Among the most important courses of action with epilepsy and pregnancy are as follows:
1. More frequent visits to the doctor. Because of the nature of the condition, pregnant women should try to come in every couple of weeks as opposed to every month. Diagnostic tests can help prevent further complications to both mom and baby especially during the critical stages of pregnancy.
2. Minimizing seizure medications as advised. This is a decision that should not be made by the patient alone but rather borne out of observations and risk analysis between doctor and patient. However, there is no golden rule for seizure medications and pregnancy so doctors will have to evaluate this on a case-to-case basis.
3. If seizure medications cannot be avoided, increased supplements of folic acid and other vitamins is a must. These can help combat birth defects in order to allow the baby to develop in the most normal way possible.
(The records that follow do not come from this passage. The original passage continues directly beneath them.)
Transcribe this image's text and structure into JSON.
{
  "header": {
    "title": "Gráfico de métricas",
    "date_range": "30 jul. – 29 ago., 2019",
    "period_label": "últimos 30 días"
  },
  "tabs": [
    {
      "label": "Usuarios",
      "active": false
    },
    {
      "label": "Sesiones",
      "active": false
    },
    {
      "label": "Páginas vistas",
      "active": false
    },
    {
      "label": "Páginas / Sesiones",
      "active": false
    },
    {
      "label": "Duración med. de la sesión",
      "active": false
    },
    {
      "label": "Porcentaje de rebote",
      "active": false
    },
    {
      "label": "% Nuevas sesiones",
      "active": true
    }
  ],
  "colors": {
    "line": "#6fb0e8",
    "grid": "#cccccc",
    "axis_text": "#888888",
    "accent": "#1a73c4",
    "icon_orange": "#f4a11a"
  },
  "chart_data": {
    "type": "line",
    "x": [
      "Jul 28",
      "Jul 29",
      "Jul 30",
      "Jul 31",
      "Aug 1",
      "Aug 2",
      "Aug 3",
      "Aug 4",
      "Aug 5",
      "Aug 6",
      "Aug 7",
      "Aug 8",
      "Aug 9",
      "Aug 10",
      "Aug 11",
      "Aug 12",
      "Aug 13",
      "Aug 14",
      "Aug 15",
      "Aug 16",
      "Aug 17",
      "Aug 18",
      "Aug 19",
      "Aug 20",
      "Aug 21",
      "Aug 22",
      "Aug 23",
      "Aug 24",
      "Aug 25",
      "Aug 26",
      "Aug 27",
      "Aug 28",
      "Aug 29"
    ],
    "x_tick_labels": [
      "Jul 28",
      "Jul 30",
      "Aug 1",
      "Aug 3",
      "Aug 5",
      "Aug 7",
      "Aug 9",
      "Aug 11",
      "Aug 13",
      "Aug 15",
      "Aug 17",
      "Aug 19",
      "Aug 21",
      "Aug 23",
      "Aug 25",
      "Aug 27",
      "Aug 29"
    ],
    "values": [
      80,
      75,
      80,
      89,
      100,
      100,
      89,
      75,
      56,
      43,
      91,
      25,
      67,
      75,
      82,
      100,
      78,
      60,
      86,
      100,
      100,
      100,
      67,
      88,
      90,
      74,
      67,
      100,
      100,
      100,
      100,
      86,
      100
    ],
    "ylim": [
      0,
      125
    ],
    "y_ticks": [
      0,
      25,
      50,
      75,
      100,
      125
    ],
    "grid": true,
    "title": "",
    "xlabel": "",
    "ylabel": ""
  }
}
4. Do not hide your condition from your doctor. At the onset of any unknown symptom, call your doctor and explain what you felt so it can be included in any diagnostic procedure done to ascertain the condition of the baby.
Epilepsy and pregnancy will demand extra attention from the mother in particular and the family in general but it is no cause for immediate concern. There are plenty of measures that can be done to manage the condition and prevent any untoward complications that can harm both mom and baby.
The most important rule is to be vigilant and to follow your doctor’s advice to the letter in order to be sure that anything that you do can be directed towards ensuring the health of the unborn child in your womb as well as to minimize the need for other procedures like a Caesarian section that can bring additional stress to the baby during child birth.